··· SOURCE DATA ···

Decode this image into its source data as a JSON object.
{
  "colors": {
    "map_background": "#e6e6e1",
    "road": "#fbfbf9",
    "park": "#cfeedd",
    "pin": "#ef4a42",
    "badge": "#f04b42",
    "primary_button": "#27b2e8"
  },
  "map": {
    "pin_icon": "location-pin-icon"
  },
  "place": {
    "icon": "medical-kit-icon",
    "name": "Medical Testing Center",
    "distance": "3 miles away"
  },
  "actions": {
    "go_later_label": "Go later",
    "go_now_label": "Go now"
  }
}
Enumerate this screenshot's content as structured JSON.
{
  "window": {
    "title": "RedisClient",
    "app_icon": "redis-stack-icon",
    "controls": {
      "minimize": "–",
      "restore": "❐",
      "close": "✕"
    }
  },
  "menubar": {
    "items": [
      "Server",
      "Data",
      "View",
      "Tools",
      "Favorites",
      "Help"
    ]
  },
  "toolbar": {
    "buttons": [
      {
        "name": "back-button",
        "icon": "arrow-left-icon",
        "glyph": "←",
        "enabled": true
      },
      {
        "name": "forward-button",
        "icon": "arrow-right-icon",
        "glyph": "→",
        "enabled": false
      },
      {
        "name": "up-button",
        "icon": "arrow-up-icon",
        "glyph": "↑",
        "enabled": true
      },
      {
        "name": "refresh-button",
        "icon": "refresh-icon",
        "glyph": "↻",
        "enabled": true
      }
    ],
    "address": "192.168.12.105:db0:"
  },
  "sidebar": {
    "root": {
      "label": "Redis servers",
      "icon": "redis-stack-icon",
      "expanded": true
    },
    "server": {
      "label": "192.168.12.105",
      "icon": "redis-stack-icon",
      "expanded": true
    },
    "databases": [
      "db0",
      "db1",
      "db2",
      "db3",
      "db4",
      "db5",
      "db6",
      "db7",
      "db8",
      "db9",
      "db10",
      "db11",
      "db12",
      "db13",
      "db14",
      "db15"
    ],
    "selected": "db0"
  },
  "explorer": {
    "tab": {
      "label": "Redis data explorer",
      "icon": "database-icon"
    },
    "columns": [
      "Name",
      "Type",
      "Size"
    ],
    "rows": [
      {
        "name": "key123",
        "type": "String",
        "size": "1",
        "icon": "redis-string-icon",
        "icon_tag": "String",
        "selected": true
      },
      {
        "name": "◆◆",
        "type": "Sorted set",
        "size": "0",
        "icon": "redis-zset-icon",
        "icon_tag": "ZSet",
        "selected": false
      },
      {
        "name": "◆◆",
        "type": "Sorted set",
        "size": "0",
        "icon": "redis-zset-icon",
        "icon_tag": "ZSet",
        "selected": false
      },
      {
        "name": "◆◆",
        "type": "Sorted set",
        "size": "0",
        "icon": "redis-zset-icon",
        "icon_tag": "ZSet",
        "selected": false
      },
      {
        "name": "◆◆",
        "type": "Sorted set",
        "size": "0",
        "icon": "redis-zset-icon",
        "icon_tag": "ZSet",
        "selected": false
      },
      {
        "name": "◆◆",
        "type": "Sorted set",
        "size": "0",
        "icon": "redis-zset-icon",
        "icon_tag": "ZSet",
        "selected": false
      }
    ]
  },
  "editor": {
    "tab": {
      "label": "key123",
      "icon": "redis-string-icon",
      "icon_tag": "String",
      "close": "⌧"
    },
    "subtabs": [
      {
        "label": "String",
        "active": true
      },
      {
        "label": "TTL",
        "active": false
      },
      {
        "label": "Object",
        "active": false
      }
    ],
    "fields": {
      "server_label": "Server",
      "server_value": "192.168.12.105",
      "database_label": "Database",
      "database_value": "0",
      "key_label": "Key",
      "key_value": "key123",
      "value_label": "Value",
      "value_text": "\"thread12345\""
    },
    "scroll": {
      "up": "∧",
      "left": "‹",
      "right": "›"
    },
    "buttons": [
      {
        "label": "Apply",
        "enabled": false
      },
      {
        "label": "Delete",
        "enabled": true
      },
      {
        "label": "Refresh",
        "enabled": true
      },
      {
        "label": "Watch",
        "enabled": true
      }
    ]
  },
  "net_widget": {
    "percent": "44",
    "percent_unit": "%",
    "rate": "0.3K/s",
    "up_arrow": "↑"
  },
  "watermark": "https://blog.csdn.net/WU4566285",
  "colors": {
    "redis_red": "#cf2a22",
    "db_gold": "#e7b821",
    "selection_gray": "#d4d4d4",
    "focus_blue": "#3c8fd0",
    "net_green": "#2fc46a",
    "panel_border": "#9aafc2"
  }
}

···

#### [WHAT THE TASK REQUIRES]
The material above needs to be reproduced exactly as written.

#### [TASK SOLUTION]
Decode this image into its source data as a JSON object.
{
  "colors": {
    "map_background": "#e6e6e1",
    "road": "#fbfbf9",
    "park": "#cfeedd",
    "pin": "#ef4a42",
    "badge": "#f04b42",
    "primary_button": "#27b2e8"
  },
  "map": {
    "pin_icon": "location-pin-icon"
  },
  "place": {
    "icon": "medical-kit-icon",
    "name": "Medical Testing Center",
    "distance": "3 miles away"
  },
  "actions": {
    "go_later_label": "Go later",
    "go_now_label": "Go now"
  }
}
Enumerate this screenshot's content as structured JSON.
{
  "window": {
    "title": "RedisClient",
    "app_icon": "redis-stack-icon",
    "controls": {
      "minimize": "–",
      "restore": "❐",
      "close": "✕"
    }
  },
  "menubar": {
    "items": [
      "Server",
      "Data",
      "View",
      "Tools",
      "Favorites",
      "Help"
    ]
  },
  "toolbar": {
    "buttons": [
      {
        "name": "back-button",
        "icon": "arrow-left-icon",
        "glyph": "←",
        "enabled": true
      },
      {
        "name": "forward-button",
        "icon": "arrow-right-icon",
        "glyph": "→",
        "enabled": false
      },
      {
        "name": "up-button",
        "icon": "arrow-up-icon",
        "glyph": "↑",
        "enabled": true
      },
      {
        "name": "refresh-button",
        "icon": "refresh-icon",
        "glyph": "↻",
        "enabled": true
      }
    ],
    "address": "192.168.12.105:db0:"
  },
  "sidebar": {
    "root": {
      "label": "Redis servers",
      "icon": "redis-stack-icon",
      "expanded": true
    },
    "server": {
      "label": "192.168.12.105",
      "icon": "redis-stack-icon",
      "expanded": true
    },
    "databases": [
      "db0",
      "db1",
      "db2",
      "db3",
      "db4",
      "db5",
      "db6",
      "db7",
      "db8",
      "db9",
      "db10",
      "db11",
      "db12",
      "db13",
      "db14",
      "db15"
    ],
    "selected": "db0"
  },
  "explorer": {
    "tab": {
      "label": "Redis data explorer",
      "icon": "database-icon"
    },
    "columns": [
      "Name",
      "Type",
      "Size"
    ],
    "rows": [
      {
        "name": "key123",
        "type": "String",
        "size": "1",
        "icon": "redis-string-icon",
        "icon_tag": "String",
        "selected": true
      },
      {
        "name": "◆◆",
        "type": "Sorted set",
        "size": "0",
        "icon": "redis-zset-icon",
        "icon_tag": "ZSet",
        "selected": false
      },
      {
        "name": "◆◆",
        "type": "Sorted set",
        "size": "0",
        "icon": "redis-zset-icon",
        "icon_tag": "ZSet",
        "selected": false
      },
      {
        "name": "◆◆",
        "type": "Sorted set",
        "size": "0",
        "icon": "redis-zset-icon",
        "icon_tag": "ZSet",
        "selected": false
      },
      {
        "name": "◆◆",
        "type": "Sorted set",
        "size": "0",
        "icon": "redis-zset-icon",
        "icon_tag": "ZSet",
        "selected": false
      },
      {
        "name": "◆◆",
        "type": "Sorted set",
        "size": "0",
        "icon": "redis-zset-icon",
        "icon_tag": "ZSet",
        "selected": false
      }
    ]
  },
  "editor": {
    "tab": {
      "label": "key123",
      "icon": "redis-string-icon",
      "icon_tag": "String",
      "close": "⌧"
    },
    "subtabs": [
      {
        "label": "String",
        "active": true
      },
      {
        "label": "TTL",
        "active": false
      },
      {
        "label": "Object",
        "active": false
      }
    ],
    "fields": {
      "server_label": "Server",
      "server_value": "192.168.12.105",
      "database_label": "Database",
      "database_value": "0",
      "key_label": "Key",
      "key_value": "key123",
      "value_label": "Value",
      "value_text": "\"thread12345\""
    },
    "scroll": {
      "up": "∧",
      "left": "‹",
      "right": "›"
    },
    "buttons": [
      {
        "label": "Apply",
        "enabled": false
      },
      {
        "label": "Delete",
        "enabled": true
      },
      {
        "label": "Refresh",
        "enabled": true
      },
      {
        "label": "Watch",
        "enabled": true
      }
    ]
  },
  "net_widget": {
    "percent": "44",
    "percent_unit": "%",
    "rate": "0.3K/s",
    "up_arrow": "↑"
  },
  "watermark": "https://blog.csdn.net/WU4566285",
  "colors": {
    "redis_red": "#cf2a22",
    "db_gold": "#e7b821",
    "selection_gray": "#d4d4d4",
    "focus_blue": "#3c8fd0",
    "net_green": "#2fc46a",
    "panel_border": "#9aafc2"
  }
}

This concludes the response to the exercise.